First, read about carpets, and your buying strategy.
Then, learn the script:
Your Friendly Carpet Shop
Carpet shopping is traditionally a social experience: you enter the shop, are offered a seat and something to drink ( tea, coffee, a soft drink, water), and friendly conversation. The conversation serves to warm the atmosphere, and for both buyer and seller to assess one another.
The carpet seller's questions—Where are you from? What do you do? Where are you staying? For how long?—may help him to guess your budget, your net worth, your knowledge of carpets, the likelihood you've already visited another carpet shop, and the urgency of closing the sale today. All this may impact the price.
He may ask your preferences for colors, size, patterns as he gives you the short course in Turkish carpetology (how they're made, the wools and silks, the fakes, the carpet-making regions of Turkey).
The Carpet Show
Then one or two assistants begin the show: they unfurl a carpet with a flourish, toss it in the air and let it fall to the floor. Another follows, unfurled with a crisp snap. Another, and another, and another.
Soon it's raining carpets. It's quite an impressive show.
The colors and patterns cascade before you. Dust fills the air. One carpet catches your eye. You hold up your hand to signal. The assistant pulls it aside. The cascade recommences. Another one catches your eye. It's pulled aside.
At the end of a quarter hour, a dozen carpets have been pulled aside. The other hundred or so are carefully rolled or folded and put away. More tea or coffee is ordered. The shopkeeper applauds your choices, your eye, the excellence of your taste. No price has yet been mentioned.
You look at each of the dozen more closely, narrow it to three. The shopkeeper gives you the history of each, shows you the closeness of the weave, quality of the wool. He explains the meaning behind some of the geometric symbols and motifs. (He may or may not be telling the truth. Do you know? Do you care? If you are not accompanied by a guide that you trust or go on a recommendation then you are leaving a lot at risk.)

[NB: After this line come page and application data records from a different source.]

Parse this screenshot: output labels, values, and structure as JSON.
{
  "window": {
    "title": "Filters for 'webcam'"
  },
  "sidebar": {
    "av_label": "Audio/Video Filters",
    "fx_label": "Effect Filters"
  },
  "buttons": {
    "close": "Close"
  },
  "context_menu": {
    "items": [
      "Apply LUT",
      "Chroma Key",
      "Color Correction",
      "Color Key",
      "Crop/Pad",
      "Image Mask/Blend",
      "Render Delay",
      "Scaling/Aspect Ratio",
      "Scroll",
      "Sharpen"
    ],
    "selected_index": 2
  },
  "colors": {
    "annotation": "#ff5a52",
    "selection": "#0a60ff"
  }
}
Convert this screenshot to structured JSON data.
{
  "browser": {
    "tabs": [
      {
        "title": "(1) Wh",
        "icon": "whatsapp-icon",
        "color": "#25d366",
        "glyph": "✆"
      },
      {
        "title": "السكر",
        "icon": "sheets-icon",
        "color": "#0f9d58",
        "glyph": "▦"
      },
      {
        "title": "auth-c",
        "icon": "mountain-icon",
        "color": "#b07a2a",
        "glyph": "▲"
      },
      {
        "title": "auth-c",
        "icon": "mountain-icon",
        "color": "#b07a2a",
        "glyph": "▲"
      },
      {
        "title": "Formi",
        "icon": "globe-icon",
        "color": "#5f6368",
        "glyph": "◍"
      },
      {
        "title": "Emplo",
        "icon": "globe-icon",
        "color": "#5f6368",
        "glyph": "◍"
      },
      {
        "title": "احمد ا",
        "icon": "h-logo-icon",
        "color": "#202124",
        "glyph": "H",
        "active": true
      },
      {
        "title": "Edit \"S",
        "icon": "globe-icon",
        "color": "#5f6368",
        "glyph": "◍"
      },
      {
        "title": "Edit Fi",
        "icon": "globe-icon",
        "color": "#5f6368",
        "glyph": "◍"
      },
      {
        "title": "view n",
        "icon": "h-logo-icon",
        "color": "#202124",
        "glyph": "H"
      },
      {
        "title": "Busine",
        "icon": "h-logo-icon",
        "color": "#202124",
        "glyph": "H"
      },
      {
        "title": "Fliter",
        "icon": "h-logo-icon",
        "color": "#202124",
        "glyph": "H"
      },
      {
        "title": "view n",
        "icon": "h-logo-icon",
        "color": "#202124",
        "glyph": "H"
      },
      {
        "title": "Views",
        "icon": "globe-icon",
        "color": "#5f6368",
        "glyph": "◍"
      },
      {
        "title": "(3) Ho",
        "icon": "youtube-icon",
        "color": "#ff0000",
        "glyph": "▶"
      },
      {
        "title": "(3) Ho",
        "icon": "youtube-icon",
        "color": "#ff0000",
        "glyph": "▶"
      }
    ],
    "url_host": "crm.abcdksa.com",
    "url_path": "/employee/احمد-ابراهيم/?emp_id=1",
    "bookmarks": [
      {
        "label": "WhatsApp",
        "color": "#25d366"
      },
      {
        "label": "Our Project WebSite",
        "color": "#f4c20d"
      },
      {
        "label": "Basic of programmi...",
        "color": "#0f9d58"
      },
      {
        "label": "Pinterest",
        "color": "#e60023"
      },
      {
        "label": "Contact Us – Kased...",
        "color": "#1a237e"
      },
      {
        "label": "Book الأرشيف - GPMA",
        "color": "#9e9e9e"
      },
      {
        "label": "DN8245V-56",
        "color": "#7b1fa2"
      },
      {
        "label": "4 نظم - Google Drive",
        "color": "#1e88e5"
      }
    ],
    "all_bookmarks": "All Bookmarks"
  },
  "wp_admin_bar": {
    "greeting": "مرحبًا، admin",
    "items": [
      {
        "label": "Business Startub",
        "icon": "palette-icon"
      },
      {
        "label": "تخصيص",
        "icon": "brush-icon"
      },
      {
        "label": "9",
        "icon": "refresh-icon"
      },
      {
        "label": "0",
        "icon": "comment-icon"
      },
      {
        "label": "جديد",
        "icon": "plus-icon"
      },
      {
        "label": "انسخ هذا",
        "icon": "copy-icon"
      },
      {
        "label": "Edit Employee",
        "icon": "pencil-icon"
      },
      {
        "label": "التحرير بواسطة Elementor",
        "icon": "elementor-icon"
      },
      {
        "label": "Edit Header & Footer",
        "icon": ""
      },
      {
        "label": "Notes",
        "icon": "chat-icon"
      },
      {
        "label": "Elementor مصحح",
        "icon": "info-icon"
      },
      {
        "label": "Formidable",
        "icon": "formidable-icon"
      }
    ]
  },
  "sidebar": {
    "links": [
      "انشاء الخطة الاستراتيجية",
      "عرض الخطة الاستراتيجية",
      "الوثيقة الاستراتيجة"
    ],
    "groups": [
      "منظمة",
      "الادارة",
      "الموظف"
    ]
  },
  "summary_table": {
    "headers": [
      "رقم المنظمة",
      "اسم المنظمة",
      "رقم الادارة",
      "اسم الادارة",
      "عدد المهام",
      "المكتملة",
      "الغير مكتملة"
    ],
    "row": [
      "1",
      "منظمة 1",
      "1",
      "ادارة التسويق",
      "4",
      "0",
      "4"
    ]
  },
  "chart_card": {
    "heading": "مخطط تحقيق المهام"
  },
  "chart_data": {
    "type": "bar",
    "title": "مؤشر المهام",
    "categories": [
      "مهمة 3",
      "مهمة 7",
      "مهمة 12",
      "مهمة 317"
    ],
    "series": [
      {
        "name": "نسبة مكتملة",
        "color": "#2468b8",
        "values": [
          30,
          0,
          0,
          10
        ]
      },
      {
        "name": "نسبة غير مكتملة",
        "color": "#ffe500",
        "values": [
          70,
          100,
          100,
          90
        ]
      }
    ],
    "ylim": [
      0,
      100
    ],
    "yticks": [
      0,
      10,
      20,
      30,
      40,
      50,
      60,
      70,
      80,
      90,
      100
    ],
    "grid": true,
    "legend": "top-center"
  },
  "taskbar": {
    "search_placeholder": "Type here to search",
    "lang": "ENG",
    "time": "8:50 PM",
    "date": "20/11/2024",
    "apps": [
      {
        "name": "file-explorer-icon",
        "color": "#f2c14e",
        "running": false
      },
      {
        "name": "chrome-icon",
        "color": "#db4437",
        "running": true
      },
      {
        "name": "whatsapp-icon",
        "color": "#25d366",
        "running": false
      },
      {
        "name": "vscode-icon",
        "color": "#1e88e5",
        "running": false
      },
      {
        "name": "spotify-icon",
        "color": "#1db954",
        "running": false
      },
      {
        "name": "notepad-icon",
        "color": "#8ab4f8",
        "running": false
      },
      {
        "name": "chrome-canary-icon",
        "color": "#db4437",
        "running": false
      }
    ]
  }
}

Bargaining For Price
You ask prices. He tells you. Now it's your turn to join the ritual of bargaining. More...
Take your time and be prepared by reading our tips on bargaining. At the end of the day, settle on a price, pay, and take your purchase with you. (If you're promised a refund on the Value-Added-Tax, be sure you've read this.)
As I mentioned here, "The price of a work of art is the price agreed to by a willing buyer and seller."
You can be disappointed in purchasing a carpet either by discovering that you purchased a fake, or simply by worrying that you paid too much.
You can avoid the first disappointment by going to the MOST REPUTABLE shops and learning about carpet-buying.
You can avoid the second disappointment by knowing that you've given yourself the best chance to get a good price, and by not worrying beyond that. Just enjoy your beautiful souvenir!
Getting Your Carpet Home
Be prepared to carry your carpet home with you.The carpet shop may offer to ship it for you, and may in fact ship it for you...or may not...or may ship some cheaper carpet than the one you bought. Shipping charges, by the way, can be very high these days, even by the slowest method.
I recommend that you have the shop wrap the carpetfor you (they're good at this), then take it with you. Usually they'll fold it compactly and stuff it in a halı çantası, a cheap but sturdy bag with handles designed just for this purpose: carrying a carpet home on a plane. Unless you've purchased a large room-sized carpet, the bag may be about the size of a suitcase.
Airlines may allow economy-class international passengers two checked pieces of luggage, plus one carry-on piece and one "personal item" (purse, camera bag, diaper bag, briefcase). If you have only one suitcase to check, you may be able to check the carpet as your second item without paying excess baggage fees (which can be surprisingly high, perhaps US$75 to $100+ per extra bag). Business- and first-class passengers and frequent flyers with "elite" status may have greater baggage allowances.
For weight and size restrictions, check with your airline.
—by Tom Brosnahan